Chamberlin and Jones (1929) coined the common name Utah ribbed snail for the species. Clarke (1991) called it the costate Bonneville stagnicola.

Clarke (1991) has questioned whether this taxon is actually specifically distinct from Stagnicola bonnevillensis; however, he stopped short of declaring the two to be synonyms and expressed his view in an unreviewed, unpublished report, and no other malacological authority or author has followed him even in questioning the validity of the two as separate species.

No subspecies have been proposed in this species.

Status in Utah

This species is known, based on living examples, only from Utah Lake, Utah County, and, reportedly, from "Conner's Spring" (= Connor Springs?), Box Elder County (Woolstenhulme 1942a), although the identification of specimens from the latter locality has been questioned (see Clarke 1991). Lowrance (1934) wrote of this species (as Stagnicola kingi): " ... [I]n Utah Lake ... they now live apparently only on the west side along a quarter mile length of shore ...." The species has not been reported as living by any authors since Lowrance (1934).

In the type description Call (1884) remarked: "This is a rare form in Utah Lake, its only locality so far as known." The species survived there until the early 1930s, when Lowrance (1934) remarked: "[I]t is now all but extinct." Recent surveys (e.g., Clarke 1991) have failed to detect living examples.

The cause(s) for the decline and presumed extinction of this species apparently have not been discussed in the literature concerning this species. Since the last living individuals of the species reportedly were found at Utah Lake in the early 1930s (Lowrance 1934), which is approximately the time that certain fishes endemic to Utah Lake are believed to have become extinct, it is plausible that the causes of these extinctions may have been the same. In the case of the fishes, it is believed that the extinctions were the result of extended drought in the early 1930s that drastically lowered water levels in Utah Lake, which even at its fullest is very shallow (only a few feet deep), combined with harsh winters that caused the reduced water in the lake to freeze to (or near) the bottom, probably killing all but the hardiest of organisms living there. Low water levels at this time probably also greatly increased the alkalinity of the lake; that increased alkalinity may have contributed to the demise of this species is suggested by the observation of Lowrance (1934), the last author to report finding this species alive, who noted that he found it only "where springs arising near the present lake level keep the water fresher than it is elsewhere."
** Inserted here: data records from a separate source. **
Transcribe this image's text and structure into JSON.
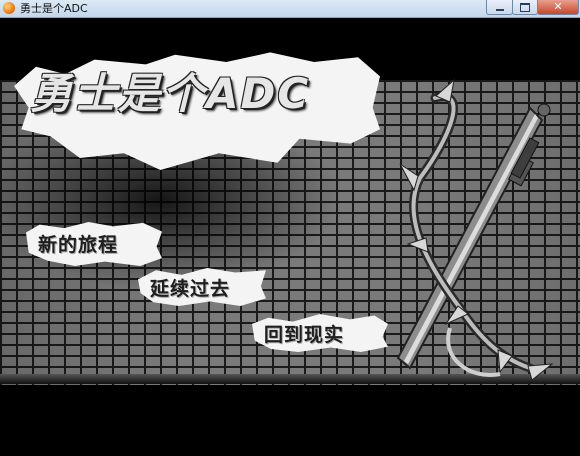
{
  "window": {
    "title": "勇士是个ADC",
    "icon": "app-orb-icon",
    "controls": {
      "minimize": "minimize-icon",
      "maximize": "maximize-icon",
      "close": "close-icon",
      "close_glyph": "✕"
    }
  },
  "game": {
    "title": "勇士是个ADC",
    "menu": {
      "new_game": "新的旅程",
      "continue": "延续过去",
      "exit": "回到现实"
    },
    "artwork": "crossed-swords-artwork"
  },
  "colors": {
    "titlebar": "#c3d6eb",
    "close_button": "#c9462c",
    "brick": "#7a7a7a",
    "mortar": "#1a1a1a",
    "paper": "#f4f4f4"
  }
}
Since many examples are known of species presumed to be extinct but later found to be extant, there may be value in continuing to search for living populations of this species in north-central or even northwestern Utah.

Habitats Utilized in Utah
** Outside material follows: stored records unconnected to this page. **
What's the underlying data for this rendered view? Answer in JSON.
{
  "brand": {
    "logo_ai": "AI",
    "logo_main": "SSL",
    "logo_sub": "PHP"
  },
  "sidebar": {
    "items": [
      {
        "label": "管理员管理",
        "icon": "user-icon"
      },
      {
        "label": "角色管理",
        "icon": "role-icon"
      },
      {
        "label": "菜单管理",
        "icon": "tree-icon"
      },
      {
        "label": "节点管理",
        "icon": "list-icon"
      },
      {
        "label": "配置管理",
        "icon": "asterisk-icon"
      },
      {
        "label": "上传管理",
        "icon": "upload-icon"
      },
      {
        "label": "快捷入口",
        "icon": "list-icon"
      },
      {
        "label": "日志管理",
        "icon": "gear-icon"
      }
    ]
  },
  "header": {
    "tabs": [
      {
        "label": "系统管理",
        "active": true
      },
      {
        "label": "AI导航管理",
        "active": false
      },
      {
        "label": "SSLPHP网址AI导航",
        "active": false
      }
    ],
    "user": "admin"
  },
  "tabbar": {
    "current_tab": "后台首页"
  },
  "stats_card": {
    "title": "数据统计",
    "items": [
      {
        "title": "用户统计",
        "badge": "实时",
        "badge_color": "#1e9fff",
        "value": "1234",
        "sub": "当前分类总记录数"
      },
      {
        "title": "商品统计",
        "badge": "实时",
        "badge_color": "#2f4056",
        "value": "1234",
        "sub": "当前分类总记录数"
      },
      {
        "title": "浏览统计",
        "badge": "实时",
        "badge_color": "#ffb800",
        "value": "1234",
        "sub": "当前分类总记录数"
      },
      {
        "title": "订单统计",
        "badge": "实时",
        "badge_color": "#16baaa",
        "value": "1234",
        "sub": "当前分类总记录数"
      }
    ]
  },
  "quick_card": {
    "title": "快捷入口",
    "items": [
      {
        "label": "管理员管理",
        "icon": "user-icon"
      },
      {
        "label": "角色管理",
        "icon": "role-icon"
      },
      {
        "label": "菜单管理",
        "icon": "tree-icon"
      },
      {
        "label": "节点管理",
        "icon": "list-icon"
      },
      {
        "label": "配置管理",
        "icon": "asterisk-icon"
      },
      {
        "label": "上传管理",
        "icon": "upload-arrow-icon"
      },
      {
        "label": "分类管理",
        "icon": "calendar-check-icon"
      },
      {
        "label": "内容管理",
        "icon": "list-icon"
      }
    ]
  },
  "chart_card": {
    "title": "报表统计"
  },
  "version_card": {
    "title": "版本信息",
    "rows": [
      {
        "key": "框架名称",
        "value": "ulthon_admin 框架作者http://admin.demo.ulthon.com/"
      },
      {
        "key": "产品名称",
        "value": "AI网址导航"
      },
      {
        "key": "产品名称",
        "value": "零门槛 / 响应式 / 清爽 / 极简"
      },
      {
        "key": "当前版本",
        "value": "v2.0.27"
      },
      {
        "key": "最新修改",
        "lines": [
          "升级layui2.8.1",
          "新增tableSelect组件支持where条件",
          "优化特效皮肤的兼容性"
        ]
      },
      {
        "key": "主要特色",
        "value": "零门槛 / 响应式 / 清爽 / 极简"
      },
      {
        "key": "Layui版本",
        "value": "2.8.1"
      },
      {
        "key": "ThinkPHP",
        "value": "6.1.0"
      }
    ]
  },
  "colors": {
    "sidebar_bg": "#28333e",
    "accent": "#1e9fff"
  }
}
Seemingly the habitat of this species has never been reported. It formerly occurred in Utah Lake and possibly in springs along its shores (see Lowrance 1934). (It was also reported from an isolated spring in northeastern Box Elder County, but the identification of specimens from this locality has been questioned, as discussed above.)


  • Text modified from: Oliver, George V. and William R. Bosworth III. 1999. Rare, imperiled, and recently extinct or extirpated mollusks of Utah[:] a literature review. Publication number 99-29. Utah Division of Wildlife Resources, Salt Lake City. 230 pp.